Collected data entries
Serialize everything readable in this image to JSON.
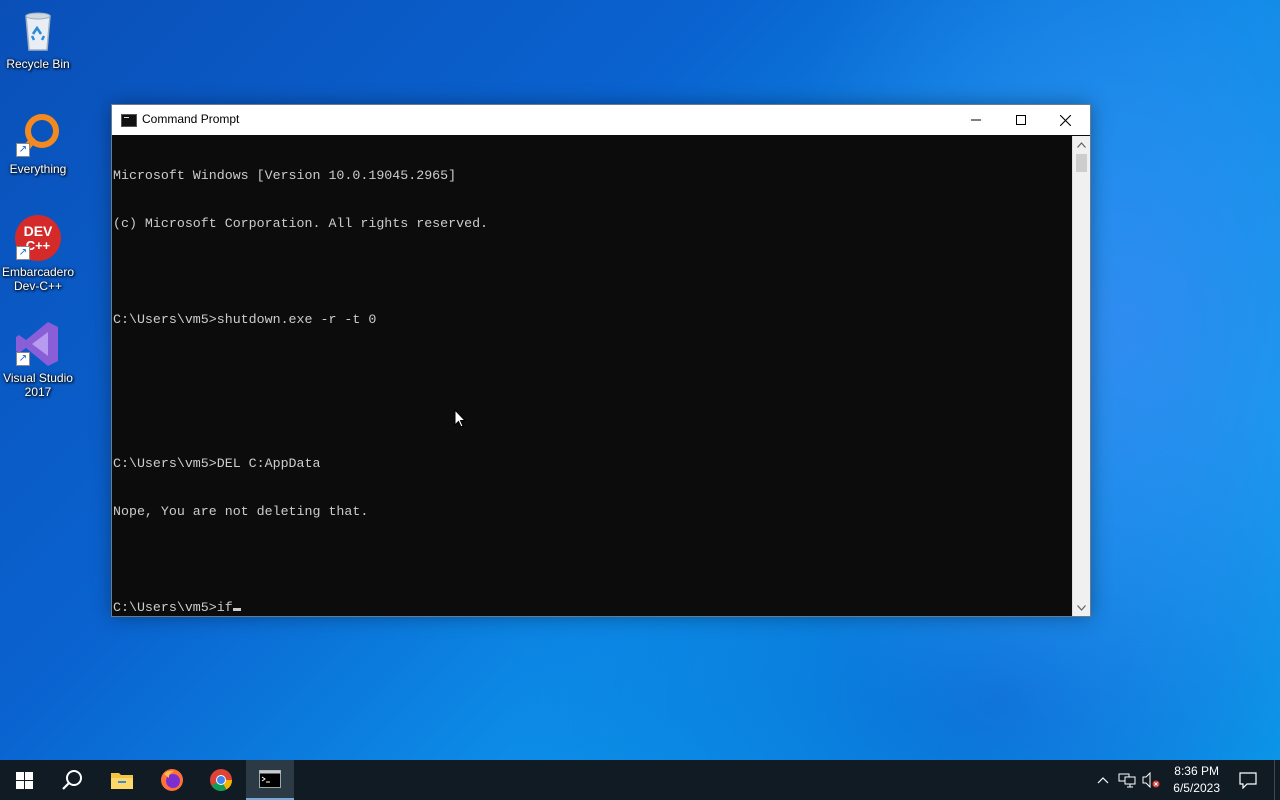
{
  "desktop": {
    "icons": [
      {
        "label": "Recycle Bin"
      },
      {
        "label": "Everything"
      },
      {
        "label": "Embarcadero Dev-C++"
      },
      {
        "label": "Visual Studio 2017"
      }
    ]
  },
  "window": {
    "title": "Command Prompt",
    "console_lines": [
      "Microsoft Windows [Version 10.0.19045.2965]",
      "(c) Microsoft Corporation. All rights reserved.",
      "",
      "C:\\Users\\vm5>shutdown.exe -r -t 0",
      "",
      "",
      "C:\\Users\\vm5>DEL C:AppData",
      "Nope, You are not deleting that.",
      "",
      "C:\\Users\\vm5>if"
    ]
  },
  "taskbar": {
    "time": "8:36 PM",
    "date": "6/5/2023",
    "apps": [
      "start-icon",
      "search-icon",
      "file-explorer-icon",
      "firefox-icon",
      "chrome-icon",
      "command-prompt-icon"
    ]
  },
  "colors": {
    "console_bg": "#0c0c0c",
    "console_text": "#cccccc",
    "taskbar_bg": "#101b24"
  }
}
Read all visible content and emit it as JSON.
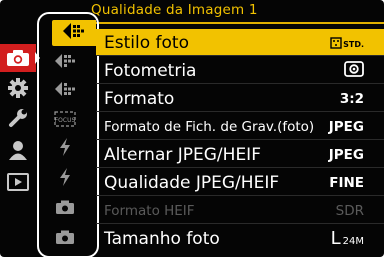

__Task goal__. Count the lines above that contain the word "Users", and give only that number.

__Result for this exercise__. 3